2018-11-09 09:33 Friday
Many consumers are accustomed to comparing the nutrition value of different functional food products, choosing the product with the highest nutritional content, and thinking little about their choice. Little do they know that hidden from their "cost effectiveness" analysis, is the danger that the product has little biological utility.
Bioavailability is the measure of how well drugs, dietary supplements, nutrients or functional substances are used in the body. There are four factors that influence the bioavailability of food: digestibility, presence of nutrients, coexistence of nutrients with other food components, and needs of the human body and the sufficient levels of nutrients.
As the concept of "Comprehensive Health" has become increasingly popular across society improving product bioavailability of products has become an essential strategy for functional food companies in search of a market niche. This article outlines five of the primary methods for improving bioavailability that functional food producers frequently employ.
Microencapsulation technology refers to the use of natural or synthetic polymer embedding material to coat solid, liquid or even gaseous material into a micro, semi-permeable or sealed capsules in the range of 1-5000 mm in diameter.
Combination Technology makes use of interactions between different materials. For example, when curcumin is mixed with piperine, the bioavailability of curcumin increases by a factor of twenty.
Cyclodextrin Camplexation Techniques
Cyclodextrin is a natural non-reducing oligosaccharide. Natural cyathiform cyclodextrin molecules with hydrophobic inner cavities and hydrophilic outer cavities can attract and contain hydrophobic molecules, thereby masking unpleasant tastes and smells and stabilizing easily degradable or volatile molecules.
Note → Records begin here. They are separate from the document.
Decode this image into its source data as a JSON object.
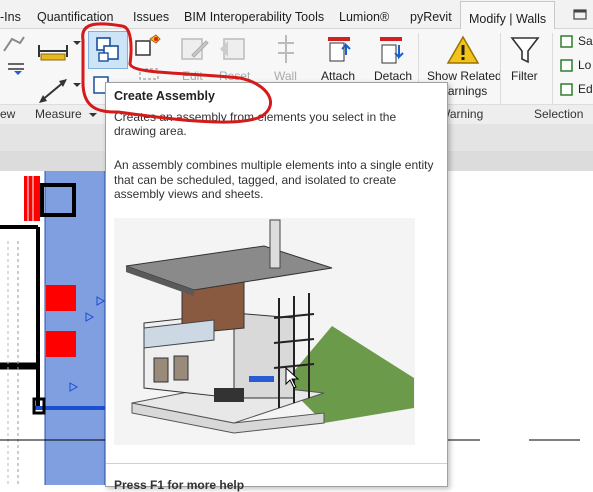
{
  "tabs": [
    {
      "label": "-Ins"
    },
    {
      "label": "Quantification"
    },
    {
      "label": "Issues"
    },
    {
      "label": "BIM Interoperability Tools"
    },
    {
      "label": "Lumion®"
    },
    {
      "label": "pyRevit"
    },
    {
      "label": "Modify | Walls"
    }
  ],
  "ribbon": {
    "buttons": {
      "edit": "Edit",
      "reset": "Reset",
      "wall": "Wall",
      "attach": "Attach",
      "detach": "Detach",
      "show_related_line1": "Show Related",
      "show_related_line2": "Warnings",
      "filter": "Filter",
      "sa": "Sa",
      "lo": "Lo",
      "ed": "Ed"
    },
    "panels": {
      "view": "ew",
      "measure": "Measure",
      "warning": "Warning",
      "selection": "Selection"
    }
  },
  "tooltip": {
    "title": "Create Assembly",
    "description": "Creates an assembly from elements you select in the drawing area.",
    "details": "An assembly combines multiple elements into a single entity that can be scheduled, tagged, and isolated to create assembly views and sheets.",
    "help": "Press F1 for more help"
  },
  "colors": {
    "annotation": "#d41a1a",
    "wall_fill": "#7f9fe0",
    "red_block": "#ff0000",
    "accent_blue": "#1a5fd0"
  }
}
Sustained-release Preparations/ Controlled-release Preparations
Sustained-release preparations are drugs that can be released slowly and continuously over a long time, but not necessarily at a uniform rate.
Controlled-release preparations are drugs that can be released at a predetermined rate, so that the blood concentration remains constant for a long time within the effective concentration range.
Human intestinal flora can transform natural products into active ingredients with smaller relative molecular and fat solubility enhancement, through demethylation, hydrolysis reaction and redox reaction, which are easily absorbed.
In addition to the five main methods mentioned above, functional food companies from around the world are actively exploring other technologies to improve biological utilization, and have achieved promising results.